Like spoken in the earlier article, our attachment patterns can say a lot about us and about our relationship, and in this article,I will discuss this in detail. Recognizing your pattern of attachment is essential to knowing and understanding what has happened in your past relationships or perhaps the reason you were in the relationship too. For instance, a person with an anxious attachment would think that a partner who is close and gets your needs met is the person that will reassure your love for them. With this perception, they end up choosing someone who tends to be isolated and distant. Does that sound shocking? We tend to project ourselves which attracts what best suits that version, and we hardly realize it.
Is there a way this can be changed? Can I become a person with a secure attachment?
In a research by Shaver and Hazan, it was found that about 60 percent of people have a secure attachment, while 20 percent have an avoidant attachment, and 20 percent have an anxious attachment. (Hazan & Shaver, 1987). What does this convey? All of us fall in one attachment style or the other. The good news is that it is never too late to become securely attached!
Being adults, we tend to constantly find ourselves in dramatic relationships with its ups and downs, emotionally. Sometimes we feel scared to be intimate, or may be too clingy. Others might feel rejected when distant, and trapped when being close in the relationship. Abusive relationships can also be the result of an attachment pattern playing out. But what can we do about it? Turns out, the attachment style that you have adopted as a child does not necessarily have to stick around when you are an adult! Once you have recognized your attachment style, you can discover ways to earning a ‘secure attachment’.

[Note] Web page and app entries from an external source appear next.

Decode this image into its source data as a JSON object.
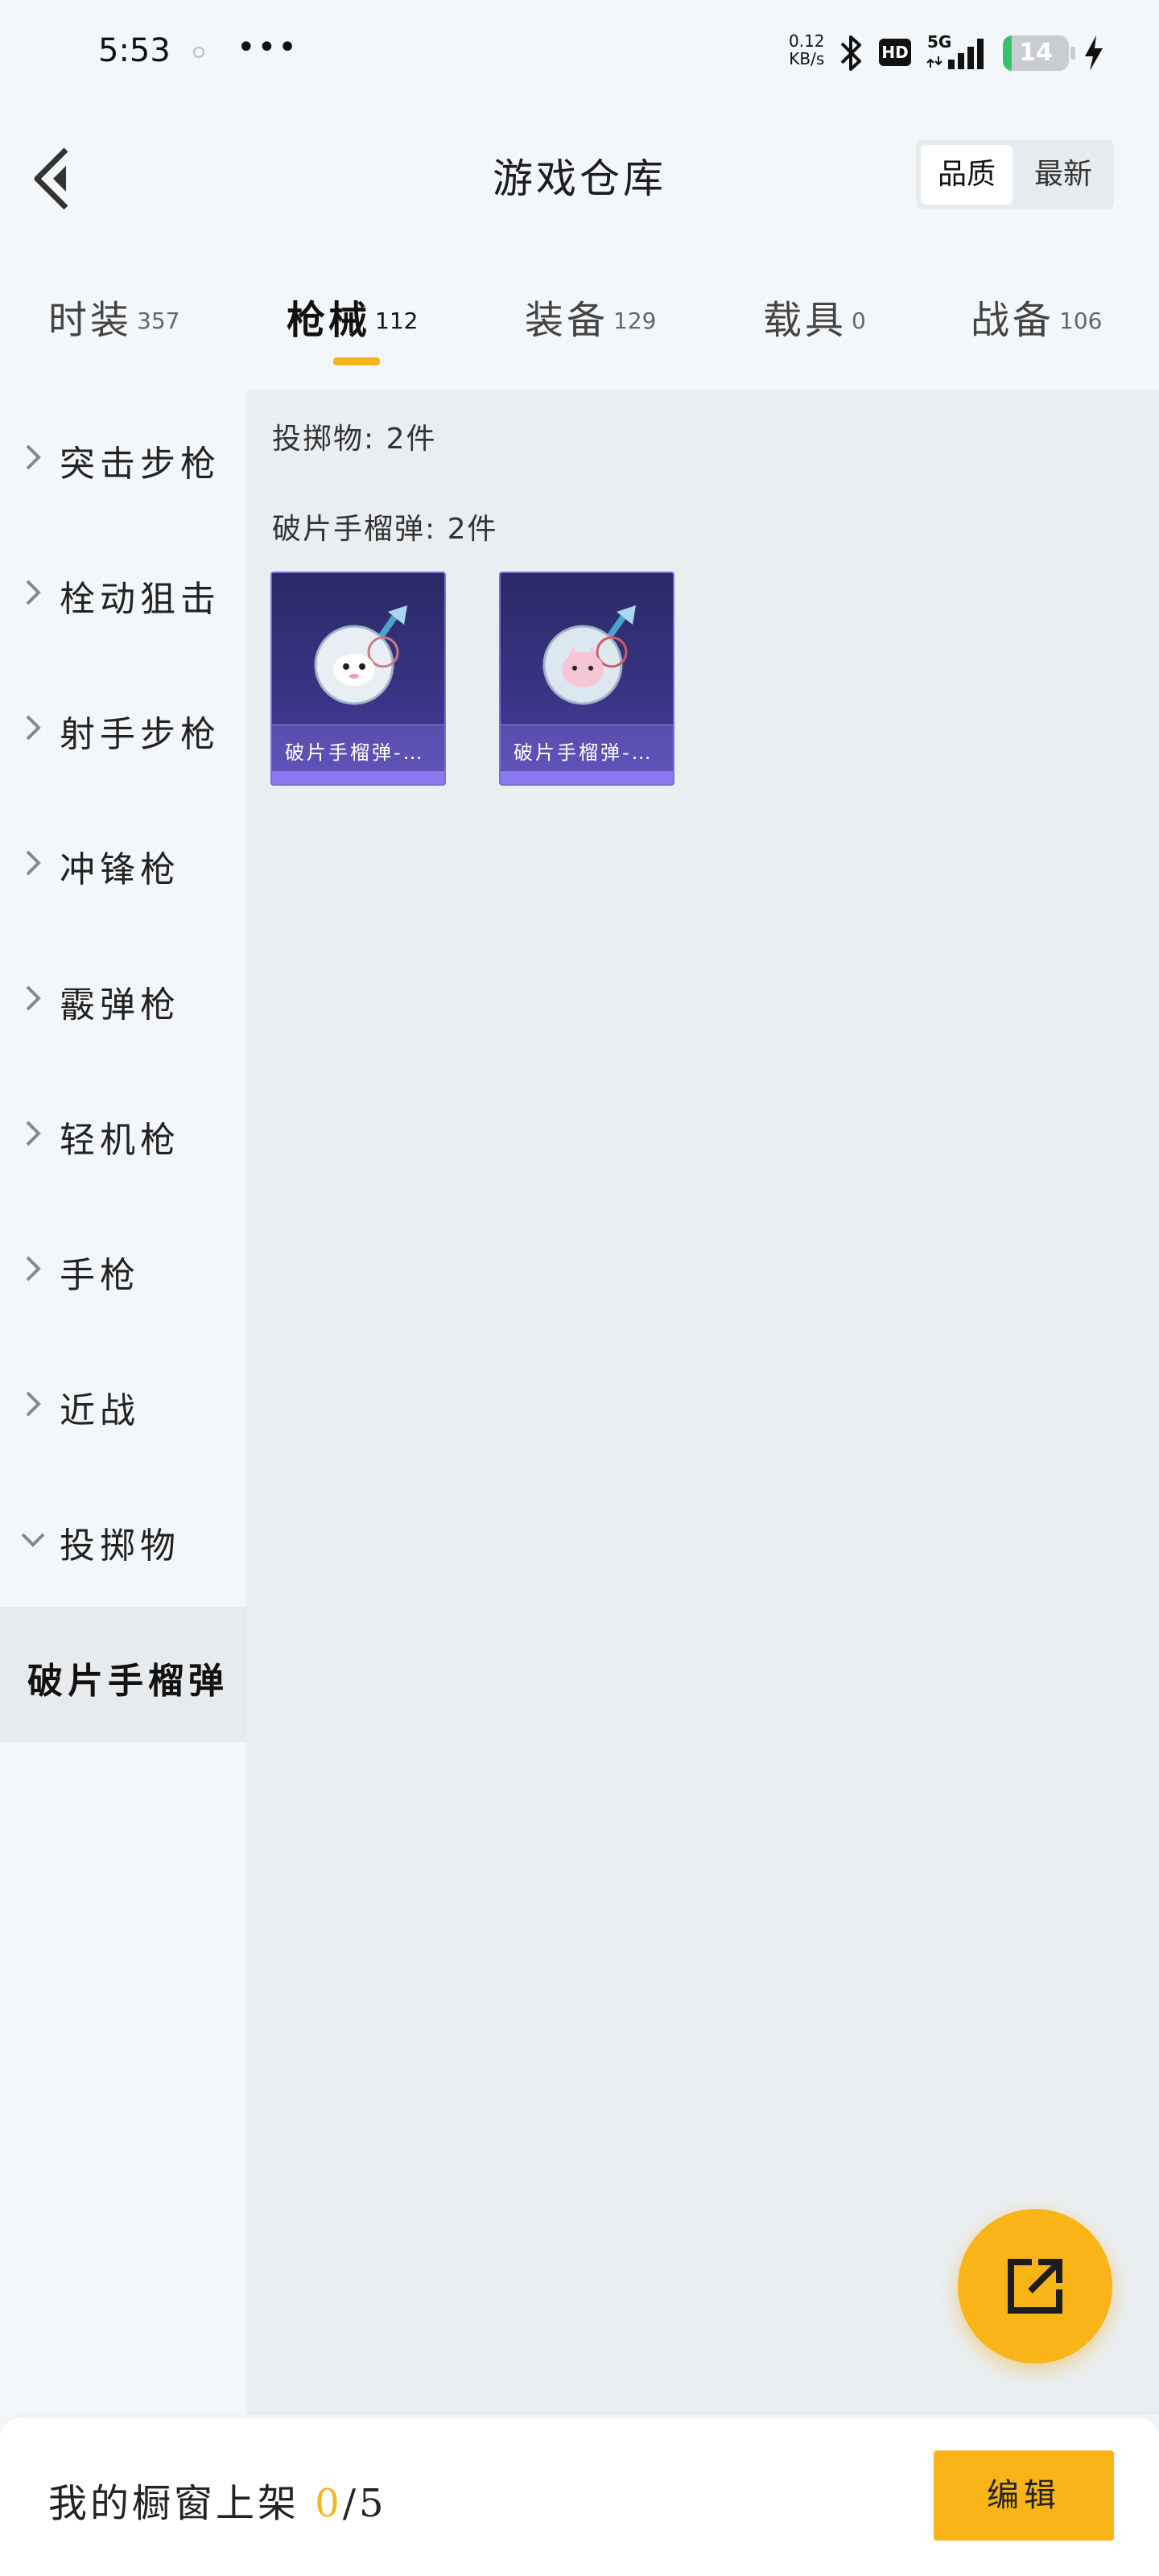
{
  "status_bar": {
    "time": "5:53",
    "more": "•••",
    "net_speed_value": "0.12",
    "net_speed_unit": "KB/s",
    "hd_badge": "HD",
    "network": "5G",
    "battery_level": "14",
    "battery_fraction": 0.14,
    "battery_color": "#35c26b",
    "icons": [
      "bluetooth-icon",
      "signal-icon",
      "battery-icon",
      "charging-icon"
    ]
  },
  "header": {
    "title": "游戏仓库",
    "sort_options": [
      {
        "label": "品质",
        "active": true
      },
      {
        "label": "最新",
        "active": false
      }
    ]
  },
  "tabs": [
    {
      "label": "时装",
      "count": "357",
      "active": false
    },
    {
      "label": "枪械",
      "count": "112",
      "active": true
    },
    {
      "label": "装备",
      "count": "129",
      "active": false
    },
    {
      "label": "载具",
      "count": "0",
      "active": false
    },
    {
      "label": "战备",
      "count": "106",
      "active": false
    }
  ],
  "sidebar": {
    "categories": [
      {
        "label": "突击步枪",
        "expanded": false
      },
      {
        "label": "栓动狙击",
        "expanded": false
      },
      {
        "label": "射手步枪",
        "expanded": false
      },
      {
        "label": "冲锋枪",
        "expanded": false
      },
      {
        "label": "霰弹枪",
        "expanded": false
      },
      {
        "label": "轻机枪",
        "expanded": false
      },
      {
        "label": "手枪",
        "expanded": false
      },
      {
        "label": "近战",
        "expanded": false
      },
      {
        "label": "投掷物",
        "expanded": true
      }
    ],
    "selected_sub": "破片手榴弹"
  },
  "content": {
    "group_title": "投掷物: 2件",
    "sub_title": "破片手榴弹: 2件",
    "items": [
      {
        "name": "破片手榴弹-…",
        "variant": "white-grenade"
      },
      {
        "name": "破片手榴弹-…",
        "variant": "pink-grenade"
      }
    ],
    "card_accent": "#8a78f0"
  },
  "fab": {
    "icon": "share-external-icon",
    "color": "#f9b417"
  },
  "bottom_bar": {
    "label_prefix": "我的橱窗上架 ",
    "listed": "0",
    "separator": "/",
    "limit": "5",
    "edit_label": "编辑"
  },
  "accent": "#f5b51e"
}
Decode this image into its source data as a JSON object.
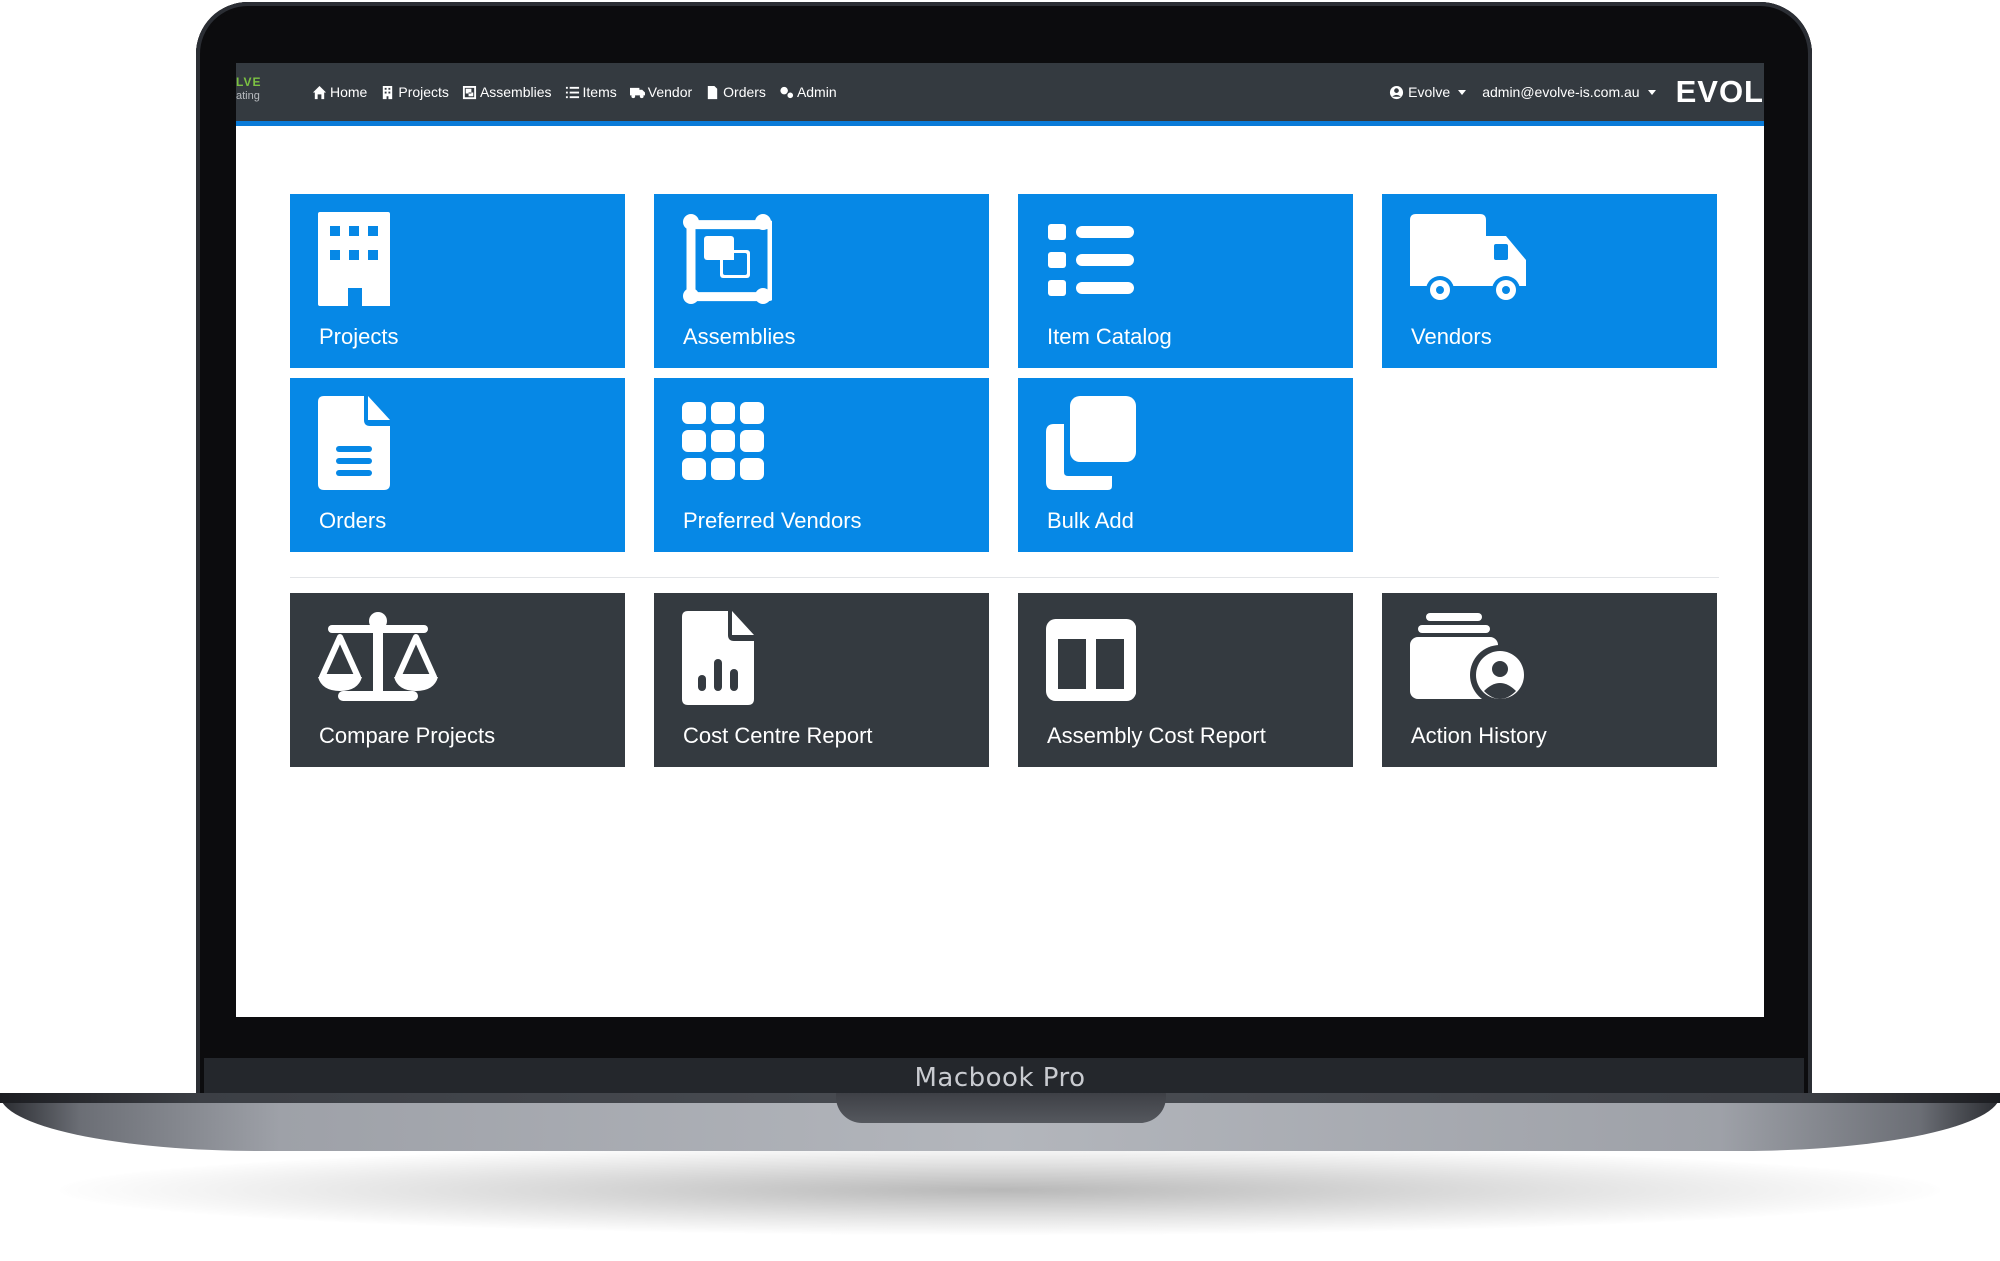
{
  "device": {
    "label": "Macbook Pro"
  },
  "navbar": {
    "logo_text": "LVE",
    "logo_subtext": "ating",
    "links": [
      {
        "label": "Home",
        "icon": "home-icon"
      },
      {
        "label": "Projects",
        "icon": "building-icon"
      },
      {
        "label": "Assemblies",
        "icon": "object-group-icon"
      },
      {
        "label": "Items",
        "icon": "list-icon"
      },
      {
        "label": "Vendor",
        "icon": "truck-icon"
      },
      {
        "label": "Orders",
        "icon": "file-icon"
      },
      {
        "label": "Admin",
        "icon": "cogs-icon"
      }
    ],
    "tenant": "Evolve",
    "user_email": "admin@evolve-is.com.au",
    "brand": "EVOL"
  },
  "tiles_primary": [
    {
      "label": "Projects",
      "icon": "building-icon"
    },
    {
      "label": "Assemblies",
      "icon": "object-group-icon"
    },
    {
      "label": "Item Catalog",
      "icon": "list-icon"
    },
    {
      "label": "Vendors",
      "icon": "truck-icon"
    },
    {
      "label": "Orders",
      "icon": "file-lines-icon"
    },
    {
      "label": "Preferred Vendors",
      "icon": "grid-icon"
    },
    {
      "label": "Bulk Add",
      "icon": "clone-icon"
    }
  ],
  "tiles_reports": [
    {
      "label": "Compare Projects",
      "icon": "balance-scale-icon"
    },
    {
      "label": "Cost Centre Report",
      "icon": "file-chart-icon"
    },
    {
      "label": "Assembly Cost Report",
      "icon": "columns-icon"
    },
    {
      "label": "Action History",
      "icon": "user-history-icon"
    }
  ],
  "colors": {
    "primary_tile": "#0688e6",
    "report_tile": "#343a40",
    "navbar": "#343a40",
    "accent": "#0a7bd8"
  }
}
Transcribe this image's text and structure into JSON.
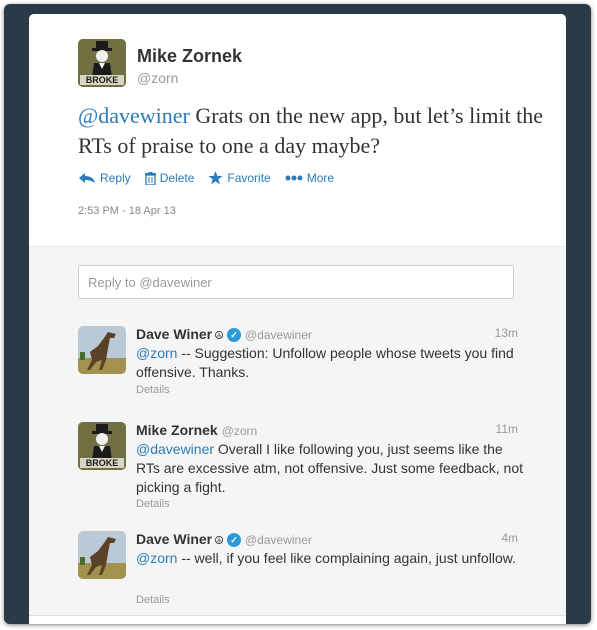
{
  "main_tweet": {
    "author_name": "Mike Zornek",
    "author_handle": "@zorn",
    "avatar_label": "BROKE",
    "mention": "@davewiner",
    "text": " Grats on the new app, but let’s limit the RTs of praise to one a day maybe?",
    "actions": {
      "reply": "Reply",
      "delete": "Delete",
      "favorite": "Favorite",
      "more": "More"
    },
    "timestamp": "2:53 PM - 18 Apr 13"
  },
  "reply_box": {
    "prefix": "Reply to ",
    "mention": "@davewiner"
  },
  "thread": [
    {
      "name": "Dave Winer",
      "peace": "☮",
      "verified": true,
      "handle": "@davewiner",
      "time": "13m",
      "mention": "@zorn",
      "text": " -- Suggestion: Unfollow people whose tweets you find offensive. Thanks.",
      "details": "Details"
    },
    {
      "name": "Mike Zornek",
      "handle": "@zorn",
      "time": "11m",
      "avatar_label": "BROKE",
      "mention": "@davewiner",
      "text": " Overall I like following you, just seems like the RTs are excessive atm, not offensive. Just some feedback, not picking a fight.",
      "details": "Details"
    },
    {
      "name": "Dave Winer",
      "peace": "☮",
      "verified": true,
      "handle": "@davewiner",
      "time": "4m",
      "mention": "@zorn",
      "text": " -- well, if you feel like complaining again, just unfollow.",
      "details": "Details"
    }
  ],
  "colors": {
    "link": "#2b7bb9",
    "verified": "#2b9bd9",
    "frame": "#2b3a47"
  }
}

Ann and Dave had been in a 6 year long relationship and could not seem to understand what they were doing wrong. They had been unhappy for a long time. On speaking about this in therapy, we could understand that Ann had an anxious attachment style. Because of this, there seemed to be the need for Dave wanting to complete an unresolved and unexplained need for being rescued. Ann would feel safe when Dave would feed the emotional void present. In the long run, this behavior had turned from a notion of fantasy to unspoken reality.
According to Dr, Dan Siegel (professor of clinical psychiatry at the UCLA School of Medicine and Executive Director of the Mindsight Institute), “the best predictor of a child’s security of attachment is not what happened to his parents as children, but rather how his parents made sense of those childhood experiences.” Key: making sense of your childhood.
It can be quite difficult to go back to your childhood and go through everything, but realizing a reason, or a perspective which would give your present narrative a reason. Your life, your relationships, you as a person and so on can be understood by doing this.
Once this is done, your defenses, coping mechanisms and the meaning behind this would come to light. Therapy or speaking to a professional is definitely a process that would help you discover this better and with the right guidance. Slowly, a secure relationship can be built with a secure and healthy pattern that is followed.
Find out your attachment style here: http://www.web-research-design.net/cgi-bin/crq/crq.pl